Extracted material:
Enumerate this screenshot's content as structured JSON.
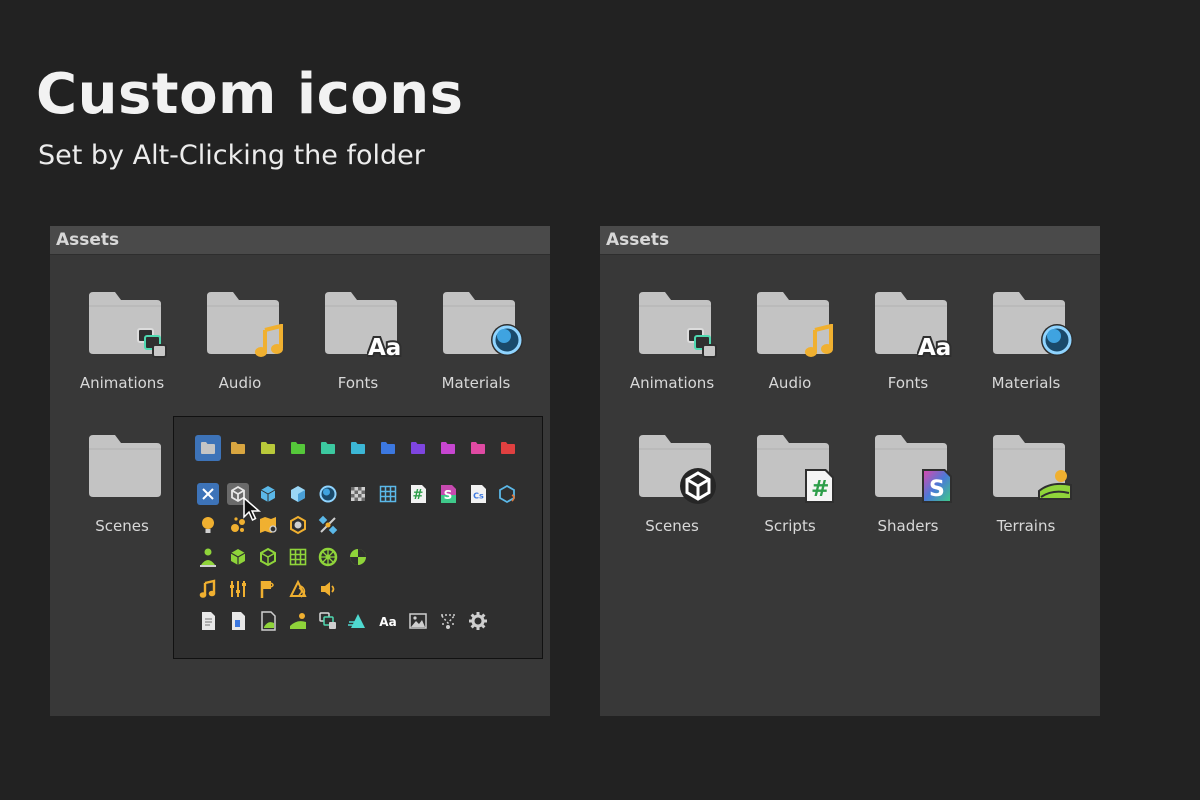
{
  "header": {
    "title": "Custom icons",
    "subtitle": "Set by Alt-Clicking the folder"
  },
  "left_panel": {
    "title": "Assets",
    "items": [
      {
        "label": "Animations",
        "icon": "animation-icon"
      },
      {
        "label": "Audio",
        "icon": "music-note-icon"
      },
      {
        "label": "Fonts",
        "icon": "font-aa-icon"
      },
      {
        "label": "Materials",
        "icon": "material-sphere-icon"
      },
      {
        "label": "Scenes",
        "icon": ""
      }
    ]
  },
  "right_panel": {
    "title": "Assets",
    "items": [
      {
        "label": "Animations",
        "icon": "animation-icon"
      },
      {
        "label": "Audio",
        "icon": "music-note-icon"
      },
      {
        "label": "Fonts",
        "icon": "font-aa-icon"
      },
      {
        "label": "Materials",
        "icon": "material-sphere-icon"
      },
      {
        "label": "Scenes",
        "icon": "unity-logo-icon"
      },
      {
        "label": "Scripts",
        "icon": "csharp-script-icon"
      },
      {
        "label": "Shaders",
        "icon": "shader-icon"
      },
      {
        "label": "Terrains",
        "icon": "terrain-icon"
      }
    ]
  },
  "icon_picker": {
    "color_swatches": [
      "#c5c5c5",
      "#d9a640",
      "#b9c93a",
      "#55c83a",
      "#3cc9a0",
      "#3cb7d6",
      "#3c78e0",
      "#7e45e0",
      "#c746d1",
      "#e04aa3",
      "#e04040"
    ],
    "selected_color": "#c5c5c5",
    "text_glyphs": {
      "script": "#",
      "shader": "S",
      "cs": "Cs",
      "font": "Aa"
    },
    "rows": [
      [
        "clear-icon",
        "prefab-icon",
        "cube-icon",
        "cube-blue-icon",
        "sphere-icon",
        "checker-icon",
        "grid-icon",
        "script-hash-icon",
        "shader-icon",
        "cs-file-icon",
        "package-icon"
      ],
      [
        "light-bulb-icon",
        "particles-icon",
        "nav-map-icon",
        "hexagon-icon",
        "satellite-icon"
      ],
      [
        "character-icon",
        "green-cube-icon",
        "green-cube-outline-icon",
        "green-grid-icon",
        "wheel-icon",
        "physics-material-icon"
      ],
      [
        "audio-note-icon",
        "mixer-icon",
        "audio-source-icon",
        "reverb-icon",
        "speaker-icon"
      ],
      [
        "document-icon",
        "document-blue-icon",
        "image-doc-icon",
        "terrain-small-icon",
        "animation-small-icon",
        "water-icon",
        "font-small-icon",
        "image-icon",
        "vfx-icon",
        "gear-icon"
      ]
    ]
  }
}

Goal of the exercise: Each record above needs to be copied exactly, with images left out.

Solution for this task:
Enumerate this screenshot's content as structured JSON.
{
  "header": {
    "title": "Custom icons",
    "subtitle": "Set by Alt-Clicking the folder"
  },
  "left_panel": {
    "title": "Assets",
    "items": [
      {
        "label": "Animations",
        "icon": "animation-icon"
      },
      {
        "label": "Audio",
        "icon": "music-note-icon"
      },
      {
        "label": "Fonts",
        "icon": "font-aa-icon"
      },
      {
        "label": "Materials",
        "icon": "material-sphere-icon"
      },
      {
        "label": "Scenes",
        "icon": ""
      }
    ]
  },
  "right_panel": {
    "title": "Assets",
    "items": [
      {
        "label": "Animations",
        "icon": "animation-icon"
      },
      {
        "label": "Audio",
        "icon": "music-note-icon"
      },
      {
        "label": "Fonts",
        "icon": "font-aa-icon"
      },
      {
        "label": "Materials",
        "icon": "material-sphere-icon"
      },
      {
        "label": "Scenes",
        "icon": "unity-logo-icon"
      },
      {
        "label": "Scripts",
        "icon": "csharp-script-icon"
      },
      {
        "label": "Shaders",
        "icon": "shader-icon"
      },
      {
        "label": "Terrains",
        "icon": "terrain-icon"
      }
    ]
  },
  "icon_picker": {
    "color_swatches": [
      "#c5c5c5",
      "#d9a640",
      "#b9c93a",
      "#55c83a",
      "#3cc9a0",
      "#3cb7d6",
      "#3c78e0",
      "#7e45e0",
      "#c746d1",
      "#e04aa3",
      "#e04040"
    ],
    "selected_color": "#c5c5c5",
    "text_glyphs": {
      "script": "#",
      "shader": "S",
      "cs": "Cs",
      "font": "Aa"
    },
    "rows": [
      [
        "clear-icon",
        "prefab-icon",
        "cube-icon",
        "cube-blue-icon",
        "sphere-icon",
        "checker-icon",
        "grid-icon",
        "script-hash-icon",
        "shader-icon",
        "cs-file-icon",
        "package-icon"
      ],
      [
        "light-bulb-icon",
        "particles-icon",
        "nav-map-icon",
        "hexagon-icon",
        "satellite-icon"
      ],
      [
        "character-icon",
        "green-cube-icon",
        "green-cube-outline-icon",
        "green-grid-icon",
        "wheel-icon",
        "physics-material-icon"
      ],
      [
        "audio-note-icon",
        "mixer-icon",
        "audio-source-icon",
        "reverb-icon",
        "speaker-icon"
      ],
      [
        "document-icon",
        "document-blue-icon",
        "image-doc-icon",
        "terrain-small-icon",
        "animation-small-icon",
        "water-icon",
        "font-small-icon",
        "image-icon",
        "vfx-icon",
        "gear-icon"
      ]
    ]
  }
}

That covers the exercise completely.